son of Detroit, Michigan. Mr. Erickson held the office
only one year. Upon his resignation Andrew D. Harmon of
Wisconsin was selected to fill the office. He is at this
time (1919) president of the college.
BY REV. JAMES D. KERR, D.D.
The first Christian work done in
Nebraska by the Presbyterian church was in hehalf (sic) of
the Omaha and Pawnee Indians, and ante-
REV. HENRY M. GILTNER, D.D.
dates by twenty-one years the beginning of things among
the English-speaking population. The Rev. John Dunbar began
work among the Omahas at Bellevue in 1834, and the Rev.
Edward Kinney among the Pawnees in 1846. The Rev. William
Hamilton entered upon his life service of consecration to
the welfare of the Omahas in 1853, and continued with quiet,
patient, steadfast fiedelity (sic) for about fifty-four
years, to the end of his long and useful life.
J. T. Baird, D.D., and J. D. Kerr. The first pioneer, the
Rev. Henry M. Giltner, D.D., has lived to see the state of
his choice and the church of his love grow to their present
large dimensions and promising outlook.
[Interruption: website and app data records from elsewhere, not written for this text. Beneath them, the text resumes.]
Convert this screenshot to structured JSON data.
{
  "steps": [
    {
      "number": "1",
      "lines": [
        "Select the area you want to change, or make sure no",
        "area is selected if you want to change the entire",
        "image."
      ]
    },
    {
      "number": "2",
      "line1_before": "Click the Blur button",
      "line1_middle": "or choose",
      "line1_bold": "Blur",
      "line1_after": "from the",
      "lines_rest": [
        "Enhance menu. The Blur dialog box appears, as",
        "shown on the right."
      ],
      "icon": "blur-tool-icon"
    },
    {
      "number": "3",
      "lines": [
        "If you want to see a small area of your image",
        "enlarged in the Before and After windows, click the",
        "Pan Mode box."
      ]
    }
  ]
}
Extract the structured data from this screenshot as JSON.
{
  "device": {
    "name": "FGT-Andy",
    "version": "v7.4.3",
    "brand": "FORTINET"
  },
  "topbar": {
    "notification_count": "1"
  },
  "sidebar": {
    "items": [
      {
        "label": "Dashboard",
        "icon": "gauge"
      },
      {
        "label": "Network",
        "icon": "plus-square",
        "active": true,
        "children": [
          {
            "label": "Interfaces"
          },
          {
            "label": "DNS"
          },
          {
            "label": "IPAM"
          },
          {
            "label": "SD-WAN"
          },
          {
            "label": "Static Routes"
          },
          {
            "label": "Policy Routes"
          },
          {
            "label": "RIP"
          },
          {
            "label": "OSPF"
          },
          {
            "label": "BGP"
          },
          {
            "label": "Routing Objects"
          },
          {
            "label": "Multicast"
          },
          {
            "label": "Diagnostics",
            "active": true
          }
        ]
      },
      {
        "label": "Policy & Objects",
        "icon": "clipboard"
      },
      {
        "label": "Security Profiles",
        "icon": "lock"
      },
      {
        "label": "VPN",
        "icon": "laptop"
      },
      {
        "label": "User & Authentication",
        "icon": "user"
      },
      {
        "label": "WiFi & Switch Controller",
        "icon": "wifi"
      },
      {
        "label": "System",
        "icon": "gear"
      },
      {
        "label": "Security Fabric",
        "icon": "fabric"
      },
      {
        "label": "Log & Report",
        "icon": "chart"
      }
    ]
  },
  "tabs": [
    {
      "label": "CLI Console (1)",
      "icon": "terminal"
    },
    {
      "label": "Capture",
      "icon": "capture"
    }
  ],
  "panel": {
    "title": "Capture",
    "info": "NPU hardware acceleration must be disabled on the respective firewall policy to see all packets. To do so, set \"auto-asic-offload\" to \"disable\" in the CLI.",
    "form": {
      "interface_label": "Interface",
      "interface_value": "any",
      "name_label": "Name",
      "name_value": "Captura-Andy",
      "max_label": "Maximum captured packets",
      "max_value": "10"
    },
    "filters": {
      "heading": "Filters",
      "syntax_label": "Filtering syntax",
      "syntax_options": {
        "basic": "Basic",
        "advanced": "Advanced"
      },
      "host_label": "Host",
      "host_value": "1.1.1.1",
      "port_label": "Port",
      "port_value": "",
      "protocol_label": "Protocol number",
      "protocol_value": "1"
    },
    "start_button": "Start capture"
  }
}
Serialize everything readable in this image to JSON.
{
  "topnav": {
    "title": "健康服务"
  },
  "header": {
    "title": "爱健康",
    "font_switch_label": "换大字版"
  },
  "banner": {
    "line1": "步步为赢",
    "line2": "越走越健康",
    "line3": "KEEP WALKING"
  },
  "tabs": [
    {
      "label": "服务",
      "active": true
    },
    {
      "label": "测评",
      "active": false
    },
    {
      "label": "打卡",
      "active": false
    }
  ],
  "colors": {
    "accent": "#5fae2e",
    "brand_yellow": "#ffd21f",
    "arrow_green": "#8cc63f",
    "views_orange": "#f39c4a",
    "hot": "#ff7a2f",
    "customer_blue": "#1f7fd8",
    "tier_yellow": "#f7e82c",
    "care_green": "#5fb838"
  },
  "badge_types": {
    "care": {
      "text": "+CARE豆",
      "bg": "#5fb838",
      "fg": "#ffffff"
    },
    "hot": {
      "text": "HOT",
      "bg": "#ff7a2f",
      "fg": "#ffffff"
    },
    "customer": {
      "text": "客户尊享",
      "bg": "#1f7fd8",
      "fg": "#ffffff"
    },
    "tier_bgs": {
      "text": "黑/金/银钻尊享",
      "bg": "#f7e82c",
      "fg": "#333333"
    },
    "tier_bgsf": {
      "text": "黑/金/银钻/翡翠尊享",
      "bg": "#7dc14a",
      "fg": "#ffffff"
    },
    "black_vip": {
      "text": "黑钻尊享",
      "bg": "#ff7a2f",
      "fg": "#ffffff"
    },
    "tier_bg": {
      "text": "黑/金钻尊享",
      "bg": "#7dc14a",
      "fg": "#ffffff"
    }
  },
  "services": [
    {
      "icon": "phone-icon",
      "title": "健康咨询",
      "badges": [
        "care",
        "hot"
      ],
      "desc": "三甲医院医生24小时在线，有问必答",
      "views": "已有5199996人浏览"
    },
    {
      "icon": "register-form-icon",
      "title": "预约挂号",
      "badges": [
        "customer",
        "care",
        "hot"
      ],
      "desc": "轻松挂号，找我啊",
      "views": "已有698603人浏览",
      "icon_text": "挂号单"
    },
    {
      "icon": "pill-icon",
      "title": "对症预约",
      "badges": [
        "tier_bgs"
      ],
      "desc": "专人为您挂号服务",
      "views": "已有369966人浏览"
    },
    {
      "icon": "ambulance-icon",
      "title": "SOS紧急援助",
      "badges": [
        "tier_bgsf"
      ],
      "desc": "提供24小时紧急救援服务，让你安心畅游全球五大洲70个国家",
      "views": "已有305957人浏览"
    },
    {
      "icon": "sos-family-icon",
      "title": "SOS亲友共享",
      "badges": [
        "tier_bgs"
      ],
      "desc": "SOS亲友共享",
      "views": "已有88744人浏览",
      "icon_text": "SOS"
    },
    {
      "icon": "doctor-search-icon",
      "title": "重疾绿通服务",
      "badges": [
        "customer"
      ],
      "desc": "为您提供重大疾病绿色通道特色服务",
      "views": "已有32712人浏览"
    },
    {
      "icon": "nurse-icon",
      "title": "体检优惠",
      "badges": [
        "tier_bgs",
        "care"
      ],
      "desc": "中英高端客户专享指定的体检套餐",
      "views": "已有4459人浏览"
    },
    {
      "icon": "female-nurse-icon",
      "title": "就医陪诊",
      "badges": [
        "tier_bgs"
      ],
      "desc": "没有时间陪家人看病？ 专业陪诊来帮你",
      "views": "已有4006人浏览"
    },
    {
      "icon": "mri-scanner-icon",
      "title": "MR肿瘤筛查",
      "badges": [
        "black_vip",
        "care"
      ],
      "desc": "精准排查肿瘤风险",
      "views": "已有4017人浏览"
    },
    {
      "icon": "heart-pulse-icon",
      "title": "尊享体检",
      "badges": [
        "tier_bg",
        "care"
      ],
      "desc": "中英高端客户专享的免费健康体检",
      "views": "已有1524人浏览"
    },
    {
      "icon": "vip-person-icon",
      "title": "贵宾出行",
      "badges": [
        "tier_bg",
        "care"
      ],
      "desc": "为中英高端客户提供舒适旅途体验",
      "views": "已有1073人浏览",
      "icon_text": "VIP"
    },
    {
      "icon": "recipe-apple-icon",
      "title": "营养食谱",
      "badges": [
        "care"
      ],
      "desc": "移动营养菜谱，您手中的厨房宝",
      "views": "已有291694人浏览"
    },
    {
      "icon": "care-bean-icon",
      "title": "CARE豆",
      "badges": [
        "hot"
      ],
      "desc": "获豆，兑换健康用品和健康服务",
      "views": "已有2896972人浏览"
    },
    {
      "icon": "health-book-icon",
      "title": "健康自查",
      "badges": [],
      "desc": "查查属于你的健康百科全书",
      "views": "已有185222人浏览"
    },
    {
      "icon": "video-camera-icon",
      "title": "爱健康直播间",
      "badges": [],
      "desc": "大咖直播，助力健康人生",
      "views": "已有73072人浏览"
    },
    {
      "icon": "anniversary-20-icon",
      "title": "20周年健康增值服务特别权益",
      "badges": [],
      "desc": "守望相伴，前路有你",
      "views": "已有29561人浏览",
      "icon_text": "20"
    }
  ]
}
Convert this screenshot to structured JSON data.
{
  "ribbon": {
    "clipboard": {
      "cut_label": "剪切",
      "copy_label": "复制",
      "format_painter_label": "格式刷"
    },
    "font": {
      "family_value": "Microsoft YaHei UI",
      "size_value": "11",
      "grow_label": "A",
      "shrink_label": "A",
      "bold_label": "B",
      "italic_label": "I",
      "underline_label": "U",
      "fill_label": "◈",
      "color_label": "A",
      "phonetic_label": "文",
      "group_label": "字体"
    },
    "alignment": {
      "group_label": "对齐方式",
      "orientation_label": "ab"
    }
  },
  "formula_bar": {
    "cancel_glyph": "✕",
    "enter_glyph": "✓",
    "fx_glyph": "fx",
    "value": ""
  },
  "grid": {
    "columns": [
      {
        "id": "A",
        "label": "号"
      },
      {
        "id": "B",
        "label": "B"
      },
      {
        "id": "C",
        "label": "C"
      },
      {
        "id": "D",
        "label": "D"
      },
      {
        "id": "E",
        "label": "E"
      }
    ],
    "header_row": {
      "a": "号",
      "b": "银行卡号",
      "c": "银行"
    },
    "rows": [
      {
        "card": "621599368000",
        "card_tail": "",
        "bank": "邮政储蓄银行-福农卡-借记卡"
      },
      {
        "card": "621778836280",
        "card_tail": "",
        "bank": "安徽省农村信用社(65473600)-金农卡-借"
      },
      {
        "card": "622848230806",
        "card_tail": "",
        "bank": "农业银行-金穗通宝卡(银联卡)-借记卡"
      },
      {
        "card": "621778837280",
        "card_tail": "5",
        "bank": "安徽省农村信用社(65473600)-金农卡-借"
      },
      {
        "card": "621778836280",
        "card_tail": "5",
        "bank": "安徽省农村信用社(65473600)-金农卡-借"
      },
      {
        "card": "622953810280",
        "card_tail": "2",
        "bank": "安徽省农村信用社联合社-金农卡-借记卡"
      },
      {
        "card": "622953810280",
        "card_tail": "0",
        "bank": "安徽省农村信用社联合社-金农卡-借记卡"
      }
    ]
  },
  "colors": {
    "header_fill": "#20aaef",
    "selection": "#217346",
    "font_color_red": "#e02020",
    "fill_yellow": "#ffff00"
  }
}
For more than
forty-seven years he has lived the life of a loyal citizen
of the state and the faithful servant of the church; and
just now, while this paper is being written, he, "having
served his generation by the will of God" so long and well,
has fallen asleep, April 7, 1903, at the good old age of
seventy-five years, three months, and eight days.
REV. JOHN T. BAIRD, D.D.
opening before him sufficient to stimulate to the utmost
exertion in the effort to supply the immigrants with the
means of grace and the constituted church.
tion, families of large means that come to stay, the
young, the energetic, the enterprising from the older
states, an American and Protestant element largely, with a
vigorous sprinkling of foreign nationalities. There is
activity in all the enterprises of the state, in the
building of the railroads, in the founding of new towns, in
the opening of farms, in the introduction and development of
manufacturing industries. There is the hum, the stir, the
push of an intense activity on every hand. Why should not
the church of Christ be correspondingly active?
seeking out destitute regions, planting schools and
encouraging local officers and teachers in their humble
efforts to instruct the children and youth in the knowledge
of the word of God.
PRESBYTERIAN MISSION, BELLEVUE, 1854
loss of crops and financial depression, till the year
1893, when the synod ordered the erection of another
presbytery in the northwestern part of the state, and which
was enrolled the following year by the name of Box Butte,
with a constituency of six ministers and seventeen
was firmly cherished in the hearts of all, and only
waited the opportune time for its practical development. At
the end of six years of growth in churches and financial
resources it was believed that a beginning might be made;
and at the meeting of the synod, October 16, 1880, it was
determined to open such a school at Bellevue.
Dr. Kerr, the vice-president, Rev. Robert M. Stevenson,
D.D., became acting president until the election of the
present president, Guy W. Wadsworth, D.D., who entered upon
his duties September 1, 1905.
terial resources, including lands, buildings, library,
apparatus, aggregate about $120,000.
opment which could not otherwise have been realized. The
latest reports from the six presbyteries, April 1, 1903,
show a total enrolment (sic) of 161 ministers, 223 churches,
and 17,753 members. The Sunday school enrolment (sic) is
ganization to the present time; "whose impress and
influence have been component parts of the conception and
growth of every department of the work."
Hastings College was organized in 1873
by pioneer Presbyterian missionaries. Kearney Presbytery, in
November of that year, passed an overture to be presented to
Synod to be organized by the General Assembly in 1874, A
board of directors was elected and subscription; received
for the founding of the institution. When Synod was
organized in 1874, it received the overture from Kearney
Presbytery, and made the "promise to consider the claims of
Hastings as first in the event of Synod founding a college."
The crop failures and adverse financial conditions delayed
the actual work of the college, but a keen interest was
maintained until the college was opened for the work of
instruction in September, 1882. Rev. W. F. Ringland, D.D.,
was made president of the college in that year. In
accordance with the promise of 1874, Synod adopted the
college in 1884.